MSDC, as part of its mission to promote mineralogical education, for many years has provided funds to support geological research and education. In particular, our club has awarded annual grants to help support research by George Washington University geology students. Each student has studied geology with and been recommended by Professor Richard Tollo. This year’s recipient, Ms. Gwen Loeber, graduated in May 2022 with a major in business and a minor in geology. She drew on both disciplines and designed a summer research project which reflected those interests.
As this year’s recipient of the Foshag-Hronik-Dhyse-Payne Award, Gwen, a native of Texas, has been exploring the factors leading to the formation of sinkholes in the Permian Basin in Western Texas. Of course, at the time of her June presentation to MSDC, her field work was yet ahead of her. But she was able to provide MSDC with a clear outline of her interesting project – still very much a work in progress.
Permian Basin Geology
In the map below, the circled area identifies the Permian Basin which today is known for its rich petroleum, natural gas and potassium deposits. These valuable resources, as well as their associated problems, are rooted in the geological origins of the two ancient basins, the Delaware and Midland. Gwen said that hundreds of millions of years ago (mya), in the Paleozoic Era (538 mya to 251 mya) the region was covered by a shallow inland sea which eventually filled with organic material and was subsequently buried beneath accreting land.
Sinkholes and Land Subsidence
Fast forward to today and we see a region that also known for a growing number of very large, problematic sinkholes and land subsidence. Salt has eaten its way through the underlying limestone and created subterranean caves and unstable karst formations. When you watch Gwen’s 22-minute YouTube presentation with questions and answers , you will learn about the impact of decades of drilling for water in the region, whether the wells are sealed or not, and whether abandoned or not. They have created economic and environmental problems such as contamination of valuable water aquifers.
Sinkholes and subsidence are problems with the potential to grow more damaging over time. As a result, understanding the factors involved in sinkhole formation is of interest not only from a geologic point of view, but also from the potentially significant economic and environmental effects, as well.
Gwen's Research – A Work in Progress
Gwen had gathered a substantial amount of research finding in 2021 and shared her earlier study on Texas sinkhole development. In 2021 through mid-2022, she focused on geological analysis at Wind Sinks and Boehmer Lake. During this time, she tapped into a number of technical databases, including he results of InSar (Interferometric Synthetic Aperture Radar) and LIDAR (Light Detection and Ranging) satellite technology. Her particular focus during the summer of 2022 will be the effect of improper wellbore closure on land subsidence and surface uplifts, as well as on sinkhole formations. All this damage has been caused primarily by salt dissolution in the Permian Basin.
Gwen summarized her summer research as collecting five types of information shown below. This project will culminate in the synthesis of a great deal of geologic and economic information. The hope is that she will be able to share her findings through publications and further work with the local affected communities.
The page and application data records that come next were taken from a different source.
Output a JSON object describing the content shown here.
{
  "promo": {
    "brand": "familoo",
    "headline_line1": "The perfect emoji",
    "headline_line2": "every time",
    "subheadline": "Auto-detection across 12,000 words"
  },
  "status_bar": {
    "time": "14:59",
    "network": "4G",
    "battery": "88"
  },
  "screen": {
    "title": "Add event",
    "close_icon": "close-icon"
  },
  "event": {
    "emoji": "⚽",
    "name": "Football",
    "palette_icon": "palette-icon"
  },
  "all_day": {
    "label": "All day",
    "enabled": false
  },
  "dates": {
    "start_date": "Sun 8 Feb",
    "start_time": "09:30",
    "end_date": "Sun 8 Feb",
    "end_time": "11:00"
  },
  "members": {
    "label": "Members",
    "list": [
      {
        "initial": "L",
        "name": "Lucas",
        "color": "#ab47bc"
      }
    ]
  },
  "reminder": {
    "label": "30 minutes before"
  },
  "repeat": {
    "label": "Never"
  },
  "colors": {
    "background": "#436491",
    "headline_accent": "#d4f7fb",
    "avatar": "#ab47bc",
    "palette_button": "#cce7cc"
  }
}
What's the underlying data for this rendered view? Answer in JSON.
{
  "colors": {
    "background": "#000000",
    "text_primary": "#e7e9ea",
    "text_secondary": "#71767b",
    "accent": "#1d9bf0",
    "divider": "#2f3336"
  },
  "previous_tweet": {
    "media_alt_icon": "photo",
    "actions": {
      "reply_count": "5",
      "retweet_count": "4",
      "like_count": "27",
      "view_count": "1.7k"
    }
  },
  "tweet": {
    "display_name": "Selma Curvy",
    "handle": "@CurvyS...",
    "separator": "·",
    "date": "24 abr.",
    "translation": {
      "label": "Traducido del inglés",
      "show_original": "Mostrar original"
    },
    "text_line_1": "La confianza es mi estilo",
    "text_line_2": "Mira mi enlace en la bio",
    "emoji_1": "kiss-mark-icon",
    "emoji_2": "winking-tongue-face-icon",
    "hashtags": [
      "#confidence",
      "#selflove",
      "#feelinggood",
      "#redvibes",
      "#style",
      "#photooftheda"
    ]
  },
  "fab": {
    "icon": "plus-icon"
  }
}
Gwen generously gave MSDC permission to record her very interesting presentation which lasted for 22 minutes. To view it in its entirety, click on the YouTube link HERE.